| DATA SECTION |
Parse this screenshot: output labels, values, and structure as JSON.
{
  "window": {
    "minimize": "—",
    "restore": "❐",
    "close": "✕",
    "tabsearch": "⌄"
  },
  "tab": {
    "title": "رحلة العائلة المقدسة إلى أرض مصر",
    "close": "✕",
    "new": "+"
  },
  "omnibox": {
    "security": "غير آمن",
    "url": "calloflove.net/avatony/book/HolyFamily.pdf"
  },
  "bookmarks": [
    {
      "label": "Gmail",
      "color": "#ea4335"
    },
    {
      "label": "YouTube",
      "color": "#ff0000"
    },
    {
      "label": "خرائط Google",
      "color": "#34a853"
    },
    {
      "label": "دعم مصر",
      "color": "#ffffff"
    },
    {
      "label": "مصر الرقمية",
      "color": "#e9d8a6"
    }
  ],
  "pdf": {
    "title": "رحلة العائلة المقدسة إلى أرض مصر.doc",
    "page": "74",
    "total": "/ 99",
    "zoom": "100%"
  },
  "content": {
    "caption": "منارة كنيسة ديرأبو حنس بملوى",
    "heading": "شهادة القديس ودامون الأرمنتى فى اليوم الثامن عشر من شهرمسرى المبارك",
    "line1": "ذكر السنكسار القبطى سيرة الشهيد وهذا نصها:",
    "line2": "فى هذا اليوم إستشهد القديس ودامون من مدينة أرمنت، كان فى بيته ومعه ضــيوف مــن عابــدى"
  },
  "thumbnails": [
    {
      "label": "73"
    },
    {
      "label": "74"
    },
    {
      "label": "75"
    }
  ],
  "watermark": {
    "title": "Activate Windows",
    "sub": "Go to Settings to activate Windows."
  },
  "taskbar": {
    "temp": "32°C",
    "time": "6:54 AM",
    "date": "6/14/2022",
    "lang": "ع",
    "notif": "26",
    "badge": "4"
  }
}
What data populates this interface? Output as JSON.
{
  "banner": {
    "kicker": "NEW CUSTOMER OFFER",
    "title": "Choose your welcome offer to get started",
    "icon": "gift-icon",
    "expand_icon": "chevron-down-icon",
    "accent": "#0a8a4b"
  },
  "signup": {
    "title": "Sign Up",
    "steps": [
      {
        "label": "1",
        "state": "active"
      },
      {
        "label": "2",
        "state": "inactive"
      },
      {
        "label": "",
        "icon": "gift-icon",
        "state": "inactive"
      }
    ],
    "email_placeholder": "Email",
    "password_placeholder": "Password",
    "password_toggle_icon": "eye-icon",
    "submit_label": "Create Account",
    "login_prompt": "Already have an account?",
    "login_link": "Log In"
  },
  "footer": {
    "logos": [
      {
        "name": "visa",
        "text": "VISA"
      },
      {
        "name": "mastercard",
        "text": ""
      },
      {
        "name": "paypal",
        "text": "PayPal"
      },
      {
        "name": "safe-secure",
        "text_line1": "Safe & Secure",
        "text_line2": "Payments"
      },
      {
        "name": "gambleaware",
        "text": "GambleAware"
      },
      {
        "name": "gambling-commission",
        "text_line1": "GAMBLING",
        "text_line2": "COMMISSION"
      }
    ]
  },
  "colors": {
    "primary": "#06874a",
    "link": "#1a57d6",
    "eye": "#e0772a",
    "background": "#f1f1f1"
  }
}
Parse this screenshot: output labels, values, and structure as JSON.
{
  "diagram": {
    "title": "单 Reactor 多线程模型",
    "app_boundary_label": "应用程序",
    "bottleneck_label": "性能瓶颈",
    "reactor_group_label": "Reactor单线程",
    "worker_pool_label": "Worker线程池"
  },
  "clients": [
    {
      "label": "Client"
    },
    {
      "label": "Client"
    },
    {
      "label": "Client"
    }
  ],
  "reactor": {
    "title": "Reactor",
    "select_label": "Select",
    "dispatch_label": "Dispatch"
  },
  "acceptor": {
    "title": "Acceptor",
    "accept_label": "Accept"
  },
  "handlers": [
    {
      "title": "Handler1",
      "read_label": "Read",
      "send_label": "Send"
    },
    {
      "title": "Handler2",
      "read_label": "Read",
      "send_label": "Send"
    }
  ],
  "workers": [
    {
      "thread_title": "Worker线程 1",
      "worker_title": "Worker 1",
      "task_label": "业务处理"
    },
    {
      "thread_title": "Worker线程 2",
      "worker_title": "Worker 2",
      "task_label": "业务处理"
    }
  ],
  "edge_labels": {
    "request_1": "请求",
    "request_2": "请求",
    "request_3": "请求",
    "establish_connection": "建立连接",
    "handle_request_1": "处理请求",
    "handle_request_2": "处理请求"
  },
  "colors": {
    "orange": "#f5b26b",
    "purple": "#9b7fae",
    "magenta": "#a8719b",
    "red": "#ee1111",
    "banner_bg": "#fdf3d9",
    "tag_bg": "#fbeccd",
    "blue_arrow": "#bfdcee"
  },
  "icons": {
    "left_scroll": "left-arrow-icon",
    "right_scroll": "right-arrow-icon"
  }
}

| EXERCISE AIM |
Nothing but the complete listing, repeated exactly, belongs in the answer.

| ANSWER BOX |
Parse this screenshot: output labels, values, and structure as JSON.
{
  "window": {
    "minimize": "—",
    "restore": "❐",
    "close": "✕",
    "tabsearch": "⌄"
  },
  "tab": {
    "title": "رحلة العائلة المقدسة إلى أرض مصر",
    "close": "✕",
    "new": "+"
  },
  "omnibox": {
    "security": "غير آمن",
    "url": "calloflove.net/avatony/book/HolyFamily.pdf"
  },
  "bookmarks": [
    {
      "label": "Gmail",
      "color": "#ea4335"
    },
    {
      "label": "YouTube",
      "color": "#ff0000"
    },
    {
      "label": "خرائط Google",
      "color": "#34a853"
    },
    {
      "label": "دعم مصر",
      "color": "#ffffff"
    },
    {
      "label": "مصر الرقمية",
      "color": "#e9d8a6"
    }
  ],
  "pdf": {
    "title": "رحلة العائلة المقدسة إلى أرض مصر.doc",
    "page": "74",
    "total": "/ 99",
    "zoom": "100%"
  },
  "content": {
    "caption": "منارة كنيسة ديرأبو حنس بملوى",
    "heading": "شهادة القديس ودامون الأرمنتى فى اليوم الثامن عشر من شهرمسرى المبارك",
    "line1": "ذكر السنكسار القبطى سيرة الشهيد وهذا نصها:",
    "line2": "فى هذا اليوم إستشهد القديس ودامون من مدينة أرمنت، كان فى بيته ومعه ضــيوف مــن عابــدى"
  },
  "thumbnails": [
    {
      "label": "73"
    },
    {
      "label": "74"
    },
    {
      "label": "75"
    }
  ],
  "watermark": {
    "title": "Activate Windows",
    "sub": "Go to Settings to activate Windows."
  },
  "taskbar": {
    "temp": "32°C",
    "time": "6:54 AM",
    "date": "6/14/2022",
    "lang": "ع",
    "notif": "26",
    "badge": "4"
  }
}
What data populates this interface? Output as JSON.
{
  "banner": {
    "kicker": "NEW CUSTOMER OFFER",
    "title": "Choose your welcome offer to get started",
    "icon": "gift-icon",
    "expand_icon": "chevron-down-icon",
    "accent": "#0a8a4b"
  },
  "signup": {
    "title": "Sign Up",
    "steps": [
      {
        "label": "1",
        "state": "active"
      },
      {
        "label": "2",
        "state": "inactive"
      },
      {
        "label": "",
        "icon": "gift-icon",
        "state": "inactive"
      }
    ],
    "email_placeholder": "Email",
    "password_placeholder": "Password",
    "password_toggle_icon": "eye-icon",
    "submit_label": "Create Account",
    "login_prompt": "Already have an account?",
    "login_link": "Log In"
  },
  "footer": {
    "logos": [
      {
        "name": "visa",
        "text": "VISA"
      },
      {
        "name": "mastercard",
        "text": ""
      },
      {
        "name": "paypal",
        "text": "PayPal"
      },
      {
        "name": "safe-secure",
        "text_line1": "Safe & Secure",
        "text_line2": "Payments"
      },
      {
        "name": "gambleaware",
        "text": "GambleAware"
      },
      {
        "name": "gambling-commission",
        "text_line1": "GAMBLING",
        "text_line2": "COMMISSION"
      }
    ]
  },
  "colors": {
    "primary": "#06874a",
    "link": "#1a57d6",
    "eye": "#e0772a",
    "background": "#f1f1f1"
  }
}
Parse this screenshot: output labels, values, and structure as JSON.
{
  "diagram": {
    "title": "单 Reactor 多线程模型",
    "app_boundary_label": "应用程序",
    "bottleneck_label": "性能瓶颈",
    "reactor_group_label": "Reactor单线程",
    "worker_pool_label": "Worker线程池"
  },
  "clients": [
    {
      "label": "Client"
    },
    {
      "label": "Client"
    },
    {
      "label": "Client"
    }
  ],
  "reactor": {
    "title": "Reactor",
    "select_label": "Select",
    "dispatch_label": "Dispatch"
  },
  "acceptor": {
    "title": "Acceptor",
    "accept_label": "Accept"
  },
  "handlers": [
    {
      "title": "Handler1",
      "read_label": "Read",
      "send_label": "Send"
    },
    {
      "title": "Handler2",
      "read_label": "Read",
      "send_label": "Send"
    }
  ],
  "workers": [
    {
      "thread_title": "Worker线程 1",
      "worker_title": "Worker 1",
      "task_label": "业务处理"
    },
    {
      "thread_title": "Worker线程 2",
      "worker_title": "Worker 2",
      "task_label": "业务处理"
    }
  ],
  "edge_labels": {
    "request_1": "请求",
    "request_2": "请求",
    "request_3": "请求",
    "establish_connection": "建立连接",
    "handle_request_1": "处理请求",
    "handle_request_2": "处理请求"
  },
  "colors": {
    "orange": "#f5b26b",
    "purple": "#9b7fae",
    "magenta": "#a8719b",
    "red": "#ee1111",
    "banner_bg": "#fdf3d9",
    "tag_bg": "#fbeccd",
    "blue_arrow": "#bfdcee"
  },
  "icons": {
    "left_scroll": "left-arrow-icon",
    "right_scroll": "right-arrow-icon"
  }
}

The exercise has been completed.